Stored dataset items
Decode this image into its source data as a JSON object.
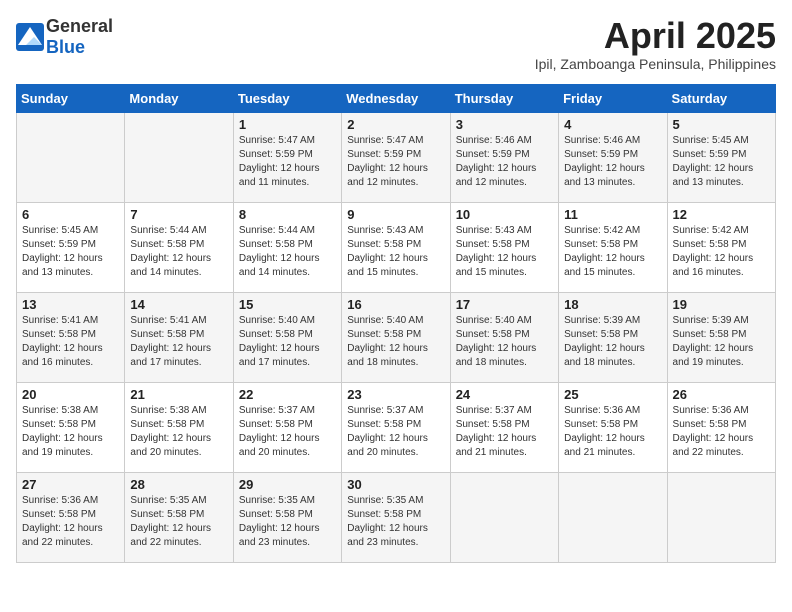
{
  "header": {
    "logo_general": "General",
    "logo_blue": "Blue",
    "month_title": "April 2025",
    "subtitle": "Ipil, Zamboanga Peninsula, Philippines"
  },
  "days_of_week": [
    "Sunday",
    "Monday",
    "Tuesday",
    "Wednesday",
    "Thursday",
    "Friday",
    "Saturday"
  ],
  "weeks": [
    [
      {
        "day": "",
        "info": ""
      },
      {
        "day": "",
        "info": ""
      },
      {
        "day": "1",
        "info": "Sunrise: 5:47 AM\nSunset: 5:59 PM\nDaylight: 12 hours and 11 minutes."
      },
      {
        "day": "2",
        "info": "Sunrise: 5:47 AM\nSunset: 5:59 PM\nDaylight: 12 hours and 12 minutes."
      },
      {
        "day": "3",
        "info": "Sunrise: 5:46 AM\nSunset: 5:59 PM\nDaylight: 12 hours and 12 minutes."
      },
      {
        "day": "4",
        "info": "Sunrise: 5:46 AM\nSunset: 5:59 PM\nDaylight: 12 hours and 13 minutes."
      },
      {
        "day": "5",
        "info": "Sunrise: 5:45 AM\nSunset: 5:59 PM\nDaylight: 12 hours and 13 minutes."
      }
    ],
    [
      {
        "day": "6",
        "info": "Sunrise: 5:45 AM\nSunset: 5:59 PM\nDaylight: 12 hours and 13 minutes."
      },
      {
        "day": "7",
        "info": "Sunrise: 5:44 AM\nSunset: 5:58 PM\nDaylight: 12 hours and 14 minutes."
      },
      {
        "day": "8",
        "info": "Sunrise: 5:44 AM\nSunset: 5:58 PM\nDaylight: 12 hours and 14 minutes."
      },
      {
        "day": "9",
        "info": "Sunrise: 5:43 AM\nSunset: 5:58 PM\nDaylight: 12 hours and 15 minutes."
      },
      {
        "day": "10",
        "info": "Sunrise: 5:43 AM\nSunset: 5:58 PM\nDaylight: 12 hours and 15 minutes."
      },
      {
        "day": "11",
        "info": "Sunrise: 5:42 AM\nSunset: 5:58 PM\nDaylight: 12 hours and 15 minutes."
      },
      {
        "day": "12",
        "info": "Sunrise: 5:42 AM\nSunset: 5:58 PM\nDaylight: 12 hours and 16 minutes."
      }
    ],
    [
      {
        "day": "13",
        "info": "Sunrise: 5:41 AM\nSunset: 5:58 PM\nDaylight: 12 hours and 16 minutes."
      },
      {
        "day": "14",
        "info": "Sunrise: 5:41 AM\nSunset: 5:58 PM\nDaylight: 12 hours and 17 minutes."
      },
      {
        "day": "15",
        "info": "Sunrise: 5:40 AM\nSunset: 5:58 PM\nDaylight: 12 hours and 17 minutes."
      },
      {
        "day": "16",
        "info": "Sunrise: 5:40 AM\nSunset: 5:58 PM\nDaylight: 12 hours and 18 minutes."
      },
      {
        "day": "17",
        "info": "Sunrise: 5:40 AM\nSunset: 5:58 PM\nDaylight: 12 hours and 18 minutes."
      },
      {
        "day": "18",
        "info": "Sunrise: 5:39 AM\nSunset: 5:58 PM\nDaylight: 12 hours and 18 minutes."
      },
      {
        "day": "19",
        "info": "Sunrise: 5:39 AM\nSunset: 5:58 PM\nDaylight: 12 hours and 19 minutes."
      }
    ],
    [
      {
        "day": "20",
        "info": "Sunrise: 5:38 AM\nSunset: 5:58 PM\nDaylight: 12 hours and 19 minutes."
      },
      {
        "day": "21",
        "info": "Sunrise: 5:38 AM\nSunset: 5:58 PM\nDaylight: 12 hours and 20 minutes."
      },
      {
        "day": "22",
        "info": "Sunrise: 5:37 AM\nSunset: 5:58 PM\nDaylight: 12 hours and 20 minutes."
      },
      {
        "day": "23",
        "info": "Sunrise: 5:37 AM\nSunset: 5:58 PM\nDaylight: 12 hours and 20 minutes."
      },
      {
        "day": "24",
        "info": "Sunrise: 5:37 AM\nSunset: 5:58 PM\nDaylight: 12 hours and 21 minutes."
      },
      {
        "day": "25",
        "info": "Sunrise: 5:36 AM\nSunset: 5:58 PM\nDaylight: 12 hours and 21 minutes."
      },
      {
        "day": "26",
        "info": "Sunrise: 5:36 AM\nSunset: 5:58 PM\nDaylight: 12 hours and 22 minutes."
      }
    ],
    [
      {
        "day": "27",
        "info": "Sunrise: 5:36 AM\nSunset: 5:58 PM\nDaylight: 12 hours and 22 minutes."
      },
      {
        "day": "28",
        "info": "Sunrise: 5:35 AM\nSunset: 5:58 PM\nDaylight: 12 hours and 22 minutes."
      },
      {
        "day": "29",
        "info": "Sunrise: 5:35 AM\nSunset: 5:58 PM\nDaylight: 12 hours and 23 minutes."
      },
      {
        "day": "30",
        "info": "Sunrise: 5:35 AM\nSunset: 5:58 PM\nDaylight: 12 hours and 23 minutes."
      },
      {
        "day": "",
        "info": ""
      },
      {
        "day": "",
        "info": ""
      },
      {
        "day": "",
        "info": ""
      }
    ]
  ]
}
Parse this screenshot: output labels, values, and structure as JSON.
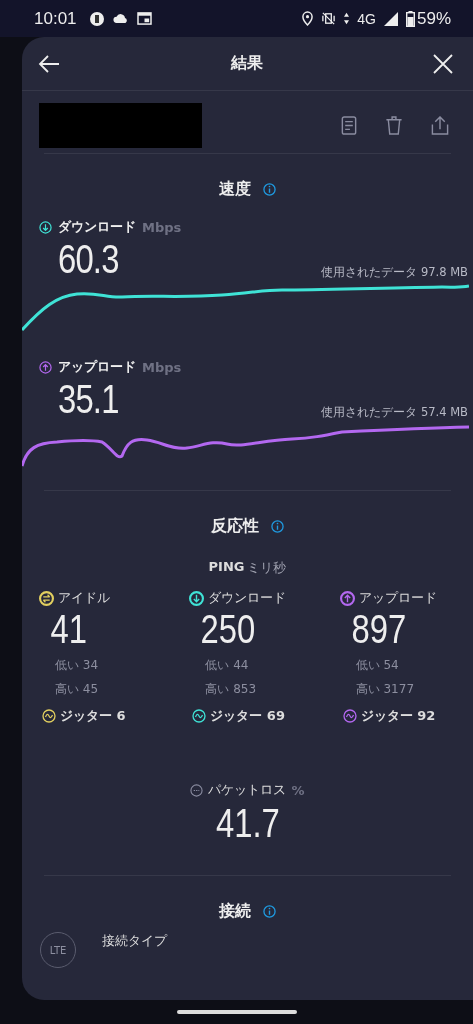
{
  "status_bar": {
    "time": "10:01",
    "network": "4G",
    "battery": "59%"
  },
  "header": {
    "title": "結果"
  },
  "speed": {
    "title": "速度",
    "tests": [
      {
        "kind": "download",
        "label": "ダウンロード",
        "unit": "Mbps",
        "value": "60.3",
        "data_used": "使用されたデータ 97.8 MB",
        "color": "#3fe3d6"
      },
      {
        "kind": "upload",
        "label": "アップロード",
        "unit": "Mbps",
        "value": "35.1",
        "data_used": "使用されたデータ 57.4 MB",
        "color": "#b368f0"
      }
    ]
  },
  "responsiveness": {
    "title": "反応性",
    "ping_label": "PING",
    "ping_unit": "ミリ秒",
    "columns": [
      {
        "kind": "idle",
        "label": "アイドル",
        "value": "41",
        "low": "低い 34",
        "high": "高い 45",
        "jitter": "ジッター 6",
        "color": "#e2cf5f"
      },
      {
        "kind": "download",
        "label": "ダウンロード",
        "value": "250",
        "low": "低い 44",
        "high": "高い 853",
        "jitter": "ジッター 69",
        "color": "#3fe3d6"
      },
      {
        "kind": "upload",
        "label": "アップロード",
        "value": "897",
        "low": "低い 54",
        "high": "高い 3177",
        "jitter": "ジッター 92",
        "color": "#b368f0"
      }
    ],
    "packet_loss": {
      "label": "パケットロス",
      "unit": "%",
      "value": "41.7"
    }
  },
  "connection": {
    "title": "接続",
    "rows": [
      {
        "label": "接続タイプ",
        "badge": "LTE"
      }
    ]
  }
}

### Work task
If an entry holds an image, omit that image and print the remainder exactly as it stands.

### Answer space
Decode this image into its source data as a JSON object.
{
  "header": {
    "logo_general": "General",
    "logo_blue": "Blue",
    "month_title": "April 2025",
    "subtitle": "Ipil, Zamboanga Peninsula, Philippines"
  },
  "days_of_week": [
    "Sunday",
    "Monday",
    "Tuesday",
    "Wednesday",
    "Thursday",
    "Friday",
    "Saturday"
  ],
  "weeks": [
    [
      {
        "day": "",
        "info": ""
      },
      {
        "day": "",
        "info": ""
      },
      {
        "day": "1",
        "info": "Sunrise: 5:47 AM\nSunset: 5:59 PM\nDaylight: 12 hours and 11 minutes."
      },
      {
        "day": "2",
        "info": "Sunrise: 5:47 AM\nSunset: 5:59 PM\nDaylight: 12 hours and 12 minutes."
      },
      {
        "day": "3",
        "info": "Sunrise: 5:46 AM\nSunset: 5:59 PM\nDaylight: 12 hours and 12 minutes."
      },
      {
        "day": "4",
        "info": "Sunrise: 5:46 AM\nSunset: 5:59 PM\nDaylight: 12 hours and 13 minutes."
      },
      {
        "day": "5",
        "info": "Sunrise: 5:45 AM\nSunset: 5:59 PM\nDaylight: 12 hours and 13 minutes."
      }
    ],
    [
      {
        "day": "6",
        "info": "Sunrise: 5:45 AM\nSunset: 5:59 PM\nDaylight: 12 hours and 13 minutes."
      },
      {
        "day": "7",
        "info": "Sunrise: 5:44 AM\nSunset: 5:58 PM\nDaylight: 12 hours and 14 minutes."
      },
      {
        "day": "8",
        "info": "Sunrise: 5:44 AM\nSunset: 5:58 PM\nDaylight: 12 hours and 14 minutes."
      },
      {
        "day": "9",
        "info": "Sunrise: 5:43 AM\nSunset: 5:58 PM\nDaylight: 12 hours and 15 minutes."
      },
      {
        "day": "10",
        "info": "Sunrise: 5:43 AM\nSunset: 5:58 PM\nDaylight: 12 hours and 15 minutes."
      },
      {
        "day": "11",
        "info": "Sunrise: 5:42 AM\nSunset: 5:58 PM\nDaylight: 12 hours and 15 minutes."
      },
      {
        "day": "12",
        "info": "Sunrise: 5:42 AM\nSunset: 5:58 PM\nDaylight: 12 hours and 16 minutes."
      }
    ],
    [
      {
        "day": "13",
        "info": "Sunrise: 5:41 AM\nSunset: 5:58 PM\nDaylight: 12 hours and 16 minutes."
      },
      {
        "day": "14",
        "info": "Sunrise: 5:41 AM\nSunset: 5:58 PM\nDaylight: 12 hours and 17 minutes."
      },
      {
        "day": "15",
        "info": "Sunrise: 5:40 AM\nSunset: 5:58 PM\nDaylight: 12 hours and 17 minutes."
      },
      {
        "day": "16",
        "info": "Sunrise: 5:40 AM\nSunset: 5:58 PM\nDaylight: 12 hours and 18 minutes."
      },
      {
        "day": "17",
        "info": "Sunrise: 5:40 AM\nSunset: 5:58 PM\nDaylight: 12 hours and 18 minutes."
      },
      {
        "day": "18",
        "info": "Sunrise: 5:39 AM\nSunset: 5:58 PM\nDaylight: 12 hours and 18 minutes."
      },
      {
        "day": "19",
        "info": "Sunrise: 5:39 AM\nSunset: 5:58 PM\nDaylight: 12 hours and 19 minutes."
      }
    ],
    [
      {
        "day": "20",
        "info": "Sunrise: 5:38 AM\nSunset: 5:58 PM\nDaylight: 12 hours and 19 minutes."
      },
      {
        "day": "21",
        "info": "Sunrise: 5:38 AM\nSunset: 5:58 PM\nDaylight: 12 hours and 20 minutes."
      },
      {
        "day": "22",
        "info": "Sunrise: 5:37 AM\nSunset: 5:58 PM\nDaylight: 12 hours and 20 minutes."
      },
      {
        "day": "23",
        "info": "Sunrise: 5:37 AM\nSunset: 5:58 PM\nDaylight: 12 hours and 20 minutes."
      },
      {
        "day": "24",
        "info": "Sunrise: 5:37 AM\nSunset: 5:58 PM\nDaylight: 12 hours and 21 minutes."
      },
      {
        "day": "25",
        "info": "Sunrise: 5:36 AM\nSunset: 5:58 PM\nDaylight: 12 hours and 21 minutes."
      },
      {
        "day": "26",
        "info": "Sunrise: 5:36 AM\nSunset: 5:58 PM\nDaylight: 12 hours and 22 minutes."
      }
    ],
    [
      {
        "day": "27",
        "info": "Sunrise: 5:36 AM\nSunset: 5:58 PM\nDaylight: 12 hours and 22 minutes."
      },
      {
        "day": "28",
        "info": "Sunrise: 5:35 AM\nSunset: 5:58 PM\nDaylight: 12 hours and 22 minutes."
      },
      {
        "day": "29",
        "info": "Sunrise: 5:35 AM\nSunset: 5:58 PM\nDaylight: 12 hours and 23 minutes."
      },
      {
        "day": "30",
        "info": "Sunrise: 5:35 AM\nSunset: 5:58 PM\nDaylight: 12 hours and 23 minutes."
      },
      {
        "day": "",
        "info": ""
      },
      {
        "day": "",
        "info": ""
      },
      {
        "day": "",
        "info": ""
      }
    ]
  ]
}
Parse this screenshot: output labels, values, and structure as JSON.
{
  "status_bar": {
    "time": "10:01",
    "network": "4G",
    "battery": "59%"
  },
  "header": {
    "title": "結果"
  },
  "speed": {
    "title": "速度",
    "tests": [
      {
        "kind": "download",
        "label": "ダウンロード",
        "unit": "Mbps",
        "value": "60.3",
        "data_used": "使用されたデータ 97.8 MB",
        "color": "#3fe3d6"
      },
      {
        "kind": "upload",
        "label": "アップロード",
        "unit": "Mbps",
        "value": "35.1",
        "data_used": "使用されたデータ 57.4 MB",
        "color": "#b368f0"
      }
    ]
  },
  "responsiveness": {
    "title": "反応性",
    "ping_label": "PING",
    "ping_unit": "ミリ秒",
    "columns": [
      {
        "kind": "idle",
        "label": "アイドル",
        "value": "41",
        "low": "低い 34",
        "high": "高い 45",
        "jitter": "ジッター 6",
        "color": "#e2cf5f"
      },
      {
        "kind": "download",
        "label": "ダウンロード",
        "value": "250",
        "low": "低い 44",
        "high": "高い 853",
        "jitter": "ジッター 69",
        "color": "#3fe3d6"
      },
      {
        "kind": "upload",
        "label": "アップロード",
        "value": "897",
        "low": "低い 54",
        "high": "高い 3177",
        "jitter": "ジッター 92",
        "color": "#b368f0"
      }
    ],
    "packet_loss": {
      "label": "パケットロス",
      "unit": "%",
      "value": "41.7"
    }
  },
  "connection": {
    "title": "接続",
    "rows": [
      {
        "label": "接続タイプ",
        "badge": "LTE"
      }
    ]
  }
}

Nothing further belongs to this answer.